    I admire their restraint and the attention to typographic detail. Complementing this with a simple, white uncoated stock is, for me at least, like taking a lungful of fresh Swedish air – cold, tinged with the scent of snow and pine. It makes me feel better for having breathed it in.

    Using an absence of image to represent a copywriter is not new – check out a writing agency called “The Writer” to see how a simple gadzook ligature can transform a piece of type into a deft logo – but this still delivers a rare simplicity and is all the better for it.

    I can’t read Swedish either. I hope the content lives up to the execution.

    Happy New Year Richard. I’m looking forward to what you deliver to my inbox. Thanks for keeping us all plugged in, inspired and motivated.

    • http://bpando.wordpress.com Richard Baird

      Hay Shaun good to hear from you and Happy New Year!

      Sure I can appreciate that this isn’t a new concept and suppose it’s quite an obvious root but think it’s been handled incredibly well, I’ve seen some attempts in the past that just don’t seem so confidently resolved, often a detail, print finish or material choice too far. I’ll definitely take a look at ‘The Writer’, in fact I’ll do it right now. Thanks!

    • http://bpando.wordpress.com Richard Baird

      Is it this one? Good example of unnecessary ligature detail.

      • shaughnmcgurk

        That’s the one. Personally, I like the ligature, it adds a flourish that provides evidence of ability to craft excellent content. Their stationery is more restrained than the website homepage – which I think is ruined by too many green links and a too small type size. An awesome guy called John Simmons works through them. His books about the role of copy in branding are seminal works, ‘We, Me, Them & It’ is the first. A highly recommended read.

        • http://bpando.wordpress.com Richard Baird

          Perhaps the flourish suggests creativity? – I think I’d warm to that, must slow down on my responses, not usually like me to make such a snap judgement.
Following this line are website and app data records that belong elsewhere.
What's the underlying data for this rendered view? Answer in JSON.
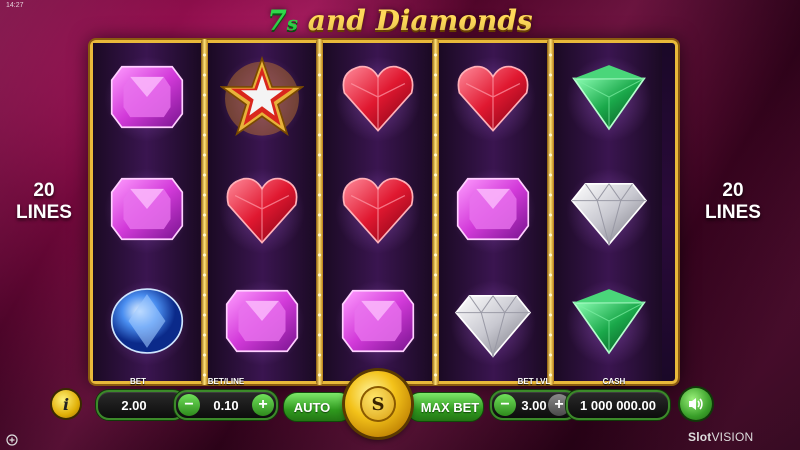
{
  "status_bar": {
    "time": "14:27"
  },
  "game": {
    "title_parts": {
      "seven": "7",
      "s": "s",
      "rest": " and Diamonds"
    },
    "lines_left": "20\nLINES",
    "lines_right": "20\nLINES"
  },
  "reels": [
    [
      "pink-square-gem",
      "pink-square-gem",
      "blue-round-gem"
    ],
    [
      "star",
      "red-heart-gem",
      "pink-square-gem"
    ],
    [
      "red-heart-gem",
      "red-heart-gem",
      "pink-square-gem"
    ],
    [
      "red-heart-gem",
      "pink-square-gem",
      "white-diamond"
    ],
    [
      "green-triangle-gem",
      "white-diamond",
      "green-triangle-gem"
    ]
  ],
  "controls": {
    "bet_label": "BET",
    "bet_value": "2.00",
    "bet_line_label": "BET/LINE",
    "bet_line_value": "0.10",
    "minus": "−",
    "plus": "+",
    "auto_label": "AUTO",
    "spin_symbol": "S",
    "max_bet_label": "MAX BET",
    "bet_lvl_label": "BET LVL",
    "bet_lvl_value": "3.00",
    "cash_label": "CASH",
    "cash_value": "1 000 000.00",
    "info_symbol": "i"
  },
  "brand": {
    "bold": "Slot",
    "light": "VISION"
  },
  "colors": {
    "gold": "#e9b93a",
    "button_green": "#2f9a1e",
    "background": "#6a0737"
  }
}
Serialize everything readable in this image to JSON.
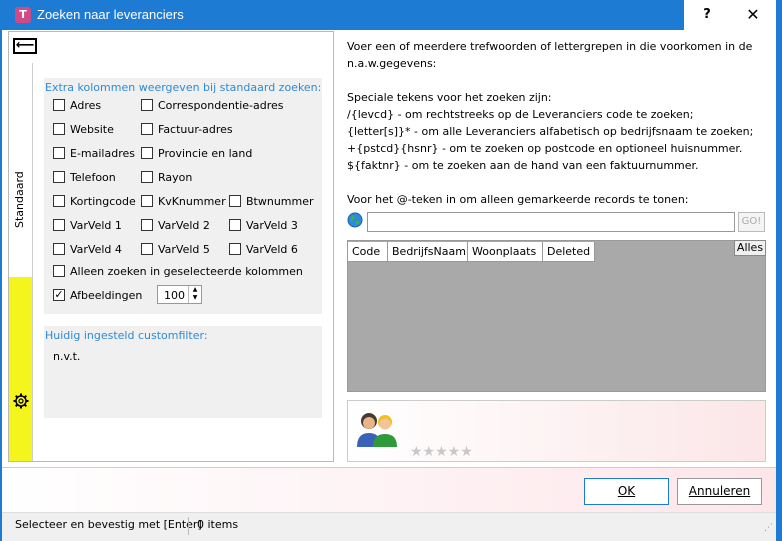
{
  "window": {
    "title": "Zoeken naar leveranciers",
    "help_label": "?",
    "close_label": "✕"
  },
  "tabs": {
    "standaard_label": "Standaard"
  },
  "extra_columns": {
    "title": "Extra kolommen weergeven bij standaard zoeken:",
    "checkboxes": [
      {
        "label": "Adres",
        "checked": false
      },
      {
        "label": "Correspondentie-adres",
        "checked": false
      },
      {
        "label": "Website",
        "checked": false
      },
      {
        "label": "Factuur-adres",
        "checked": false
      },
      {
        "label": "E-mailadres",
        "checked": false
      },
      {
        "label": "Provincie en land",
        "checked": false
      },
      {
        "label": "Telefoon",
        "checked": false
      },
      {
        "label": "Rayon",
        "checked": false
      },
      {
        "label": "Kortingcode",
        "checked": false
      },
      {
        "label": "KvKnummer",
        "checked": false
      },
      {
        "label": "Btwnummer",
        "checked": false
      },
      {
        "label": "VarVeld 1",
        "checked": false
      },
      {
        "label": "VarVeld 2",
        "checked": false
      },
      {
        "label": "VarVeld 3",
        "checked": false
      },
      {
        "label": "VarVeld 4",
        "checked": false
      },
      {
        "label": "VarVeld 5",
        "checked": false
      },
      {
        "label": "VarVeld 6",
        "checked": false
      },
      {
        "label": "Alleen zoeken in geselecteerde kolommen",
        "checked": false
      },
      {
        "label": "Afbeeldingen",
        "checked": true
      }
    ],
    "image_size_value": "100"
  },
  "custom_filter": {
    "title": "Huidig ingesteld customfilter:",
    "value": "n.v.t."
  },
  "help_text": {
    "line1": "Voer een of meerdere trefwoorden of lettergrepen in die voorkomen in de",
    "line2": "n.a.w.gegevens:",
    "line3": "Speciale tekens voor het zoeken zijn:",
    "line4": "/{levcd}  - om rechtstreeks op de Leveranciers code te zoeken;",
    "line5": "{letter[s]}*  - om alle Leveranciers alfabetisch op bedrijfsnaam te zoeken;",
    "line6": "+{pstcd}{hsnr}  - om te zoeken op postcode en optioneel huisnummer.",
    "line7": "${faktnr}  - om te zoeken aan de hand van een faktuurnummer.",
    "line8": "Voor het @-teken in om alleen gemarkeerde records te tonen:"
  },
  "search": {
    "value": "",
    "placeholder": "",
    "go_label": "GO!"
  },
  "results": {
    "columns": [
      "Code",
      "BedrijfsNaam",
      "Woonplaats",
      "Deleted"
    ],
    "alles_label": "Alles",
    "rating_stars": 0,
    "rating_max": 5
  },
  "buttons": {
    "ok_label": "OK",
    "cancel_label": "Annuleren"
  },
  "status": {
    "hint": "Selecteer en bevestig met [Enter]",
    "count": "0 items"
  },
  "colors": {
    "titlebar": "#1e7bd4",
    "section_title": "#2e8ad4",
    "yellow_tab": "#f5f51e"
  }
}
I’ll add the book to my reading list, always looking a ways to integrate my writing experience with my branding and identity projects.